Iowa Democratic Party leader Troy Price issued this statement during the afternoon of May 24:
“The Iowa Democratic Party has always been and will always be a place where everyone is welcome and included in the process of making our state and country a better place. Standing up for those who have been marginalized, forgotten, or ignored is a core value of the Democratic Party, as such, we as a community have a special obligation to strongly condemn every incident of sexual harassment, particularly when it occurs within our own party.
I admire those who had the courage to step forward, and I believe Senator Boulton did the right thing by suspending his campaign. We hope that he will prioritize the values of the Iowa Democratic Party, and every Democrat we represent, as he makes his decision about his future. Whatever decision he makes, we support a full and thorough investigation by the Iowa Senate into this matter.

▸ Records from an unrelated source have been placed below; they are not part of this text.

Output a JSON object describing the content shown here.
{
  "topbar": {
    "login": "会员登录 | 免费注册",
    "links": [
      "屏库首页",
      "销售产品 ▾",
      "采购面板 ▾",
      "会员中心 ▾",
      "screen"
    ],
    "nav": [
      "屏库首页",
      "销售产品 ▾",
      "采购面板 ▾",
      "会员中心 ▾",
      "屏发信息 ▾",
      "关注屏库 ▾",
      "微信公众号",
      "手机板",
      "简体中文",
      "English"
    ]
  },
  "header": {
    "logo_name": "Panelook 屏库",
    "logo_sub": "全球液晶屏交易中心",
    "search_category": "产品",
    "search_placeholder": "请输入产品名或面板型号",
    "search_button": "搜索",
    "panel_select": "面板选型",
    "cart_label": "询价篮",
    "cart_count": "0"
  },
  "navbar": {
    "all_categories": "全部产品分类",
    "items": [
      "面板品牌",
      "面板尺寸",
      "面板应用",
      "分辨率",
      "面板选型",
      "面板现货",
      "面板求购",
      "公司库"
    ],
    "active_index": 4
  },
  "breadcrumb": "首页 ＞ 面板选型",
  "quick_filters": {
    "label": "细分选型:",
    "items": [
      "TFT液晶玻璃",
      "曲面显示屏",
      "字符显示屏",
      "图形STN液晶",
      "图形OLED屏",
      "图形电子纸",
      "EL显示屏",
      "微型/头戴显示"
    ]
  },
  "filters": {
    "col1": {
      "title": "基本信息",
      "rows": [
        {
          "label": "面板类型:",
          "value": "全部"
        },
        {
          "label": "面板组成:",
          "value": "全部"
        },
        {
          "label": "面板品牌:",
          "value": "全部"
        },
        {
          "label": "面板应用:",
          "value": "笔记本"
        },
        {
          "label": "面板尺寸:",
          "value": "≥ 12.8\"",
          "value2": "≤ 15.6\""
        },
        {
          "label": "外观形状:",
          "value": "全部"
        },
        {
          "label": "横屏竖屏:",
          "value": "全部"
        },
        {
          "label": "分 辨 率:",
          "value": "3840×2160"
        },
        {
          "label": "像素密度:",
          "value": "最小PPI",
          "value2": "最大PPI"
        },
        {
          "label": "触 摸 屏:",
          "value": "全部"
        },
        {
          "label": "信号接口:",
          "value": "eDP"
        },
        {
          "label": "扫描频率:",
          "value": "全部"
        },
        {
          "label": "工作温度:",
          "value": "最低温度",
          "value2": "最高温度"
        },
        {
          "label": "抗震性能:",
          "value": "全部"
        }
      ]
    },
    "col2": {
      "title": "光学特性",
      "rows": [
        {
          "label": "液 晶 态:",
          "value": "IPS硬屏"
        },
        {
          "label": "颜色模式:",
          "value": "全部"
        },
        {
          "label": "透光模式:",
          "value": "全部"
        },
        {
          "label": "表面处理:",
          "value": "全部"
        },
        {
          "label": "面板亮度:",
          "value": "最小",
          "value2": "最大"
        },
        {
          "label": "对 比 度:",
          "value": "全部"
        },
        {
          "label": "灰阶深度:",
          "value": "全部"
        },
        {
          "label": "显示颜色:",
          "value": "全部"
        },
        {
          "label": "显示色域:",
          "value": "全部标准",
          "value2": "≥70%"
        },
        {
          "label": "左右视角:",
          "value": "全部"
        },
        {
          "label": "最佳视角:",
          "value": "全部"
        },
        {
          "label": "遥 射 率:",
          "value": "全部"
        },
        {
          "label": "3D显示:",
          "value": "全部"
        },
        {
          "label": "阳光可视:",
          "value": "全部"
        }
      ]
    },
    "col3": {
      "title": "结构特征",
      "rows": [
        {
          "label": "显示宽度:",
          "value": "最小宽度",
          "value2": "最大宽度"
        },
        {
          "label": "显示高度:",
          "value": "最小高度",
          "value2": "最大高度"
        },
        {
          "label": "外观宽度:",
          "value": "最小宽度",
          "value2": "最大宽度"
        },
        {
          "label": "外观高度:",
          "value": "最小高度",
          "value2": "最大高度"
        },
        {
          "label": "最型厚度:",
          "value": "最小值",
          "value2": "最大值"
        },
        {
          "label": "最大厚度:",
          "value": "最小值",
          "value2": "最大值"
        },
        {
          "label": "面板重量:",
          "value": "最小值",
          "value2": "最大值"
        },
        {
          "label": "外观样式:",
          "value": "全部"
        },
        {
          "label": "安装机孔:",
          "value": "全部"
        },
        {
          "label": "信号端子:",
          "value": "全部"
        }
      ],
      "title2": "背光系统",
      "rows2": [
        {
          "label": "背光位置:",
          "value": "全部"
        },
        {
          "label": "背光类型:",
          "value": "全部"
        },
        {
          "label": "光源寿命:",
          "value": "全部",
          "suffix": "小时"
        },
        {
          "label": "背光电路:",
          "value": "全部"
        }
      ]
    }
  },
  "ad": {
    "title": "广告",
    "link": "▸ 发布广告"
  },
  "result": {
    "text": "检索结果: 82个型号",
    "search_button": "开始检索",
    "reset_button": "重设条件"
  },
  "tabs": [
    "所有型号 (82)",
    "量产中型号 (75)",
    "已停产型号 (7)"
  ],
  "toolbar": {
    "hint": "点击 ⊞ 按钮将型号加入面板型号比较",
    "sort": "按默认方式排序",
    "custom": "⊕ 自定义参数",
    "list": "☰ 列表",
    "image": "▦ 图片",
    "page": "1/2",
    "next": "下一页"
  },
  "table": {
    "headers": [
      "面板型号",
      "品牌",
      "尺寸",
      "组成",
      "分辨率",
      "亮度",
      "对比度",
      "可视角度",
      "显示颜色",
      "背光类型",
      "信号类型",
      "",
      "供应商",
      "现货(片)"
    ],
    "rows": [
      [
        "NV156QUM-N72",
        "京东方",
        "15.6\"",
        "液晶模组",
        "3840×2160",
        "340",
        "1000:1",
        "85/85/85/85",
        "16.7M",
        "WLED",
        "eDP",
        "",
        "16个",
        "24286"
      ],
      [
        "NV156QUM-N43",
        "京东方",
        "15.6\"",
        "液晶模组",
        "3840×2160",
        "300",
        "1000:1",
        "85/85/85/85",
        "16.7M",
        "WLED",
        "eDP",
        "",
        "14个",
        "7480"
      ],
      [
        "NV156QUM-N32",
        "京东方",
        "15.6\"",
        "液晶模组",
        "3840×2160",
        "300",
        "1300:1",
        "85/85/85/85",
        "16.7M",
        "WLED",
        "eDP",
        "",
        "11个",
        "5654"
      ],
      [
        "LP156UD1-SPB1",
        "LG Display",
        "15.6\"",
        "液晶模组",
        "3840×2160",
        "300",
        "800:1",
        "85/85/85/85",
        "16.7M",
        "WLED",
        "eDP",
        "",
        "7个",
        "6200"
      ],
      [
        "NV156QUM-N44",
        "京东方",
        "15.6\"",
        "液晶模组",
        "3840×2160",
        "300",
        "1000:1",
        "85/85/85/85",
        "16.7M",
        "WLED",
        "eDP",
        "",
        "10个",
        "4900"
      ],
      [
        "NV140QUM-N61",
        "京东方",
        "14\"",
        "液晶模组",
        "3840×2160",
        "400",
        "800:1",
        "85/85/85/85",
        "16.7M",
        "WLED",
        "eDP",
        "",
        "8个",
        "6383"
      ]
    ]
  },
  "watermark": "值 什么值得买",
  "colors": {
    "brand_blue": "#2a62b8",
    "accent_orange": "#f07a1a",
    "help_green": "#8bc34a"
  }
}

We can and must do better.
This is not the end of the conversation. We firmly believe that the events of the last 24 hours are a step towards creating the social change we so desperately need; but, it won’t happen without folks like you stepping up to be part of the solution. Please help us move forward.
Our doors and our ears are open: http://iowademocrats.org/contact/.”
Resources for Survivors of Sexual Harassment (h/t Feminist Majority Foundation):
9 to 5: National Association of Working Women
Equal Employment Opportunity Commission
Equal Rights Advocates
24 HR line: 415-621-0505
Mexican American Legal Defense and Education Fund (MALDEF)
National Women’s Law Center
U.S. Department of Labor Women’s Bureau
Iowa Sexual Abuse Hotline
Iowa Victim Service Call Center
Senator Joe Bolkcom, also an early endorser of Boulton for governor, posted on Facebook May 29,
As a supporter, colleague and friend of Senator Nate Boulton I was extremely
disappointed and saddened to learn of his alleged sexual misconduct.
Sexual harassment is unacceptable. Sexual harassment should not be tolerated by anyone in any setting.
I agree with Senate Democratic leader Janet Petersen and my constituents that have contacted me to call for Senator Boulton to step down from the Iowa Senate.
Top image: photo by Stefanie Running of Nate Boulton speaking at the Iowa Democratic Party’s Fall Gala, November 2017.